I intended to go to the studio today, but didn't. I had a pretty intense day in there yesterday and probably needed some time to let things settle a bit. It was one of those sessions where I could see the beginnings of new ideas coalescing into a possible body of work and feeling a little grounded after being in a period of extensive experimentation. Experimentation in the sense of going outside of my usual mode of working, letting things fall where they may and leaving them in that unsettled state. Leaving some works in a state of being raw and unresolved are really useful later. There was a time when I'd automatically discard such things (I still do, but I give it more thought these days) and begin anew. 

This year, something has changed in how I look at and relate to new works. I've made more of an effort to not throw the baby out with the bath water, so to speak. I'm much more liable to let certain marks or passages in working paintings that I'm unsure of remain visible longer and give them more thought than in the past. Over the past few years, I had begun to be much more mercenary about what I thought wouldn't work for a particular piece and either remove the offending mark(s) right away or just do away with the work altogether. I've learned that when I have a day like yesterday, where I had a feeling for what I wanted and it wasn't turning out, that it might be better to not dive right back in the next day; that it may be better to take that next day, do something else and return the day after with fresher eyes.  I'm at my most critical and less patient with my work and progress when I'm feeling less than optimal mentally because of lack of sleep, as I was today. It's days like this that it's better for me to take care of errands or chores at home and go in tomorrow with a fresher eye, hopefully.  


The Artist In Me said...

Hey Tim!

I totally feel you on this! I do hope that your next day of studio time was great! I have been standing on this as of late: The only true failure is when you stop creating. The others are just preparation for success!

Micros said...


When you had mentioned that it is better for you not to dive in right away after having a "mercenary" day. . . I've got to say that there is a certain catharsis that occurs when we destroy our own.
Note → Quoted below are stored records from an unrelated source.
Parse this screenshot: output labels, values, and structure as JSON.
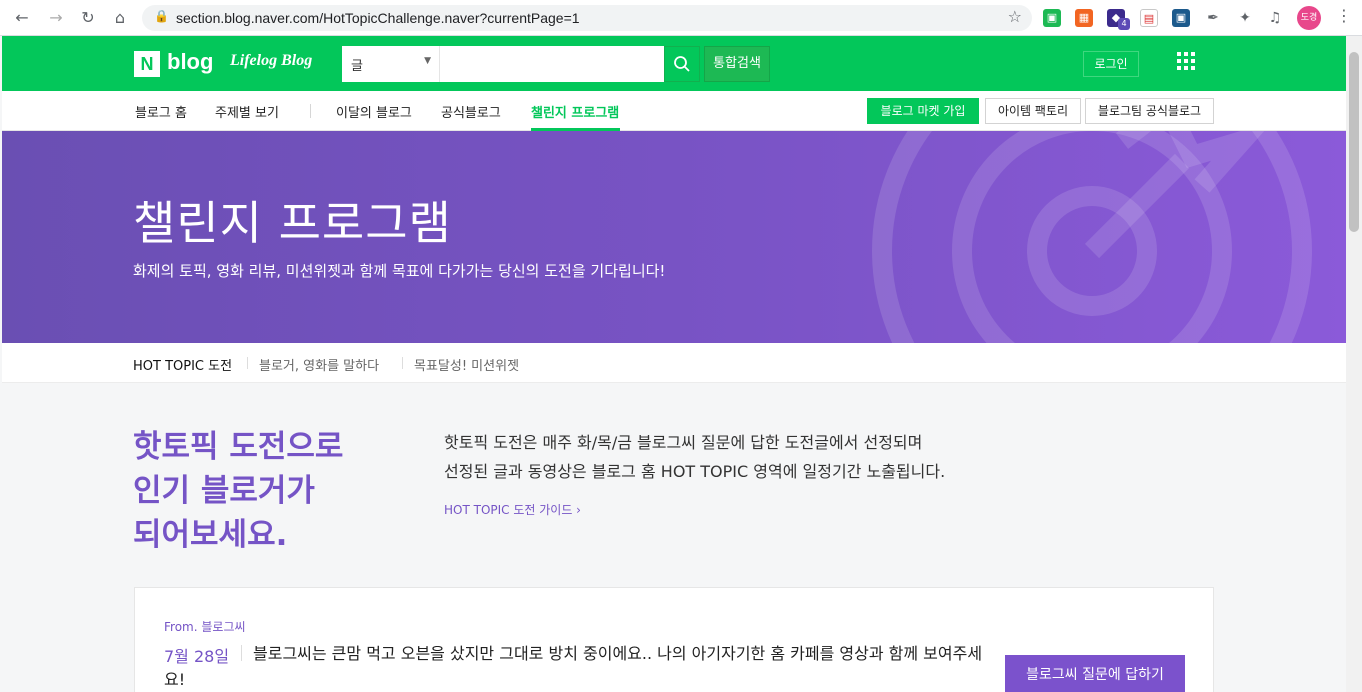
{
  "browser": {
    "url": "section.blog.naver.com/HotTopicChallenge.naver?currentPage=1",
    "profile_label": "도경",
    "ext_badge": "4"
  },
  "gnb": {
    "logo_n": "N",
    "logo_blog": "blog",
    "logo_lifelog": "Lifelog Blog",
    "search_select": "글",
    "search_placeholder": "",
    "total_search": "통합검색",
    "login": "로그인"
  },
  "lnb": {
    "items": [
      "블로그 홈",
      "주제별 보기",
      "이달의 블로그",
      "공식블로그",
      "챌린지 프로그램"
    ],
    "active": "챌린지 프로그램",
    "buttons": [
      "블로그 마켓 가입",
      "아이템 팩토리",
      "블로그팀 공식블로그"
    ]
  },
  "hero": {
    "title": "챌린지 프로그램",
    "subtitle": "화제의 토픽, 영화 리뷰, 미션위젯과 함께 목표에 다가가는 당신의 도전을 기다립니다!"
  },
  "tabs": [
    "HOT TOPIC 도전",
    "블로거, 영화를 말하다",
    "목표달성! 미션위젯"
  ],
  "intro": {
    "headline_lines": [
      "핫토픽 도전으로",
      "인기 블로거가",
      "되어보세요."
    ],
    "description_lines": [
      "핫토픽 도전은 매주 화/목/금 블로그씨 질문에 답한 도전글에서 선정되며",
      "선정된 글과 동영상은 블로그 홈 HOT TOPIC 영역에 일정기간 노출됩니다."
    ],
    "guide_link": "HOT TOPIC 도전 가이드 ›"
  },
  "card": {
    "from": "From. 블로그씨",
    "date": "7월 28일",
    "question": "블로그씨는 큰맘 먹고 오븐을 샀지만 그대로 방치 중이에요.. 나의 아기자기한 홈 카페를 영상과 함께 보여주세요!",
    "answer_button": "블로그씨 질문에 답하기"
  },
  "colors": {
    "naver_green": "#03c75a",
    "purple": "#7554c6",
    "hero_start": "#6a4fb3",
    "hero_end": "#8b5ad9"
  }
}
Sometimes however, the mistakes we had made (or thought we had made) work, if only we can fine tune them in without letting our deep emotions take over and build on them.

It is the phoenix rising out of the ashes we so loosely set down earlier.